On that evening, my younger daughter and her husband contacted the sheriff’s office when it became apparent that Cynthia had not moved her car from beside a barn-apartment on my property in an unusually long time. We also needed to alert the sheriff’s office to the possibility that Cynthia had a gun and might fearfully seek to use her weapon if she felt threatened.
Two deputies arrived in good time and asked my son-in-law to let them handle the situation, assuring him that they would report back any findings. So my younger daughter, son-in-law, and I remained in the main house on the property, which is out of sight of the barn, while the deputies assessed the situation. They eventually opted for one of them to enter the premises through a window that they were able to open.
Later, one of the two who identified himself as Jason Bates, rang our doorbell and offered to enter (in uniform, wearing a mask) to speak to me. Being age 95, I have been living a quarantined life for many months. With me wearing a mask and Mr. Bates wearing one, however, I felt comfortable listening to his report within my home.

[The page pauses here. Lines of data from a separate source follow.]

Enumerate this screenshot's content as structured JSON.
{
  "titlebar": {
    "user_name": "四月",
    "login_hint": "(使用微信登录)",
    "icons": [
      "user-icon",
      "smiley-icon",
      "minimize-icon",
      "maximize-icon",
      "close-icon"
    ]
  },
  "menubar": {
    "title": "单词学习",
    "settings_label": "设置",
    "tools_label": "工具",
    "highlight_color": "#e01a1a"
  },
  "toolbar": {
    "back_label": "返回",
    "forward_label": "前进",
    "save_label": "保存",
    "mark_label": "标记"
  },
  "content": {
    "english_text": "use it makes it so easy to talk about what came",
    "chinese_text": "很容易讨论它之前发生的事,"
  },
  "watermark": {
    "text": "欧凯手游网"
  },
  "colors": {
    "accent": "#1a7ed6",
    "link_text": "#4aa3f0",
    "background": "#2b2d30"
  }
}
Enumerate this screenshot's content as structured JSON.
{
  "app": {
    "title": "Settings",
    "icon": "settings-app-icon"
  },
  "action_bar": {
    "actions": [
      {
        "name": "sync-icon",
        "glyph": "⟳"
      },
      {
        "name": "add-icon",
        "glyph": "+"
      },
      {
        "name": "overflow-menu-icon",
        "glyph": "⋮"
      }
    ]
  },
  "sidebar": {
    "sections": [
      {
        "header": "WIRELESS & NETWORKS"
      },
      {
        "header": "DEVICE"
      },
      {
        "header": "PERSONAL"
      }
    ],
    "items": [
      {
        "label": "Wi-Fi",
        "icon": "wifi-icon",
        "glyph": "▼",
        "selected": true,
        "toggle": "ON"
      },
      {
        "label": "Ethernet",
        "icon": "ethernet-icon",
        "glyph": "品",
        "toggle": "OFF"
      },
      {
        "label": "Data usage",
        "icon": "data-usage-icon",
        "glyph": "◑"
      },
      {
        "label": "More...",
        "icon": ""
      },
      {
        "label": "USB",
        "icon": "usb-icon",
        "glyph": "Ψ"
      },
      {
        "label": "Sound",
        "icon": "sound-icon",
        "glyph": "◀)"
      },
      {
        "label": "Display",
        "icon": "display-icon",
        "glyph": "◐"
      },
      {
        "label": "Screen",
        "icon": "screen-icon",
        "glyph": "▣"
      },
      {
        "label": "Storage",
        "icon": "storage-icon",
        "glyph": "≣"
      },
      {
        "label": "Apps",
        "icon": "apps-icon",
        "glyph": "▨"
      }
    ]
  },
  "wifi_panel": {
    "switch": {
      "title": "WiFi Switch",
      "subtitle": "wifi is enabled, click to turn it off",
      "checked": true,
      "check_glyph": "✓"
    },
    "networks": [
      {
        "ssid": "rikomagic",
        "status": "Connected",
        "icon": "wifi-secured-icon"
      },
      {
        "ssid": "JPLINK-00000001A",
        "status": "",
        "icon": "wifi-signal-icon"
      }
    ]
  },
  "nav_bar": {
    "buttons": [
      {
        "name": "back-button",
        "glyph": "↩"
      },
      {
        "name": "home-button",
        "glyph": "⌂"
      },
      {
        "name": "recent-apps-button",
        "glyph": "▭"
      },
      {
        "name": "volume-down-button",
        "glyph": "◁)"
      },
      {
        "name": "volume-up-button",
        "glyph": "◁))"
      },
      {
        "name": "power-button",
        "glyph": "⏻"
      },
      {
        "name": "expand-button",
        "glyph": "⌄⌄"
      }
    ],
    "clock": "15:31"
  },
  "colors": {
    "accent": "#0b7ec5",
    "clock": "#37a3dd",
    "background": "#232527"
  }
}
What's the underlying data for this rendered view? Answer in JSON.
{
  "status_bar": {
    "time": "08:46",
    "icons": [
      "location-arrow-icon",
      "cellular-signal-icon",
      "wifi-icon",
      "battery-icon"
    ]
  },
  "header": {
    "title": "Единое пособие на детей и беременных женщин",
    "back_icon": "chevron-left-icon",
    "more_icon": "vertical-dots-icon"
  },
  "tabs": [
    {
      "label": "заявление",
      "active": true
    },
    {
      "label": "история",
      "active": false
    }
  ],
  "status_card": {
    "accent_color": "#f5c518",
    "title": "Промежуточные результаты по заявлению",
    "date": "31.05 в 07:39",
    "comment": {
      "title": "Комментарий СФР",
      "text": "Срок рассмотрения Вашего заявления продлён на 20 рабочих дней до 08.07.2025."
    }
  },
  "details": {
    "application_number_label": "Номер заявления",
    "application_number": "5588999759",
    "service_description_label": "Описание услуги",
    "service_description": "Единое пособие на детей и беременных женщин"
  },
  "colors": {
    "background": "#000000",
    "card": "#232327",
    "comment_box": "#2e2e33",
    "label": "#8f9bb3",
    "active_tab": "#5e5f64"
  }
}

Mr. Bates was exemplary: sympathetic, kind, sensitive, professional, patient, and obviously willing to be helpful in any way. He even left his business card and encouraged us to call him if we had any follow-up questions. He explained that Cynthia appeared to have died of natural causes (later confirmed by an autopsy). We learned that the other deputy — the one we did not meet — had been the first one to bravely enter the premises, not knowing what he would encounter or find.
I was left with high regard for the conduct and responsiveness of these two deputies in particular and of the sheriff’s department in general. They enabled a horrible circumstance to be bearable.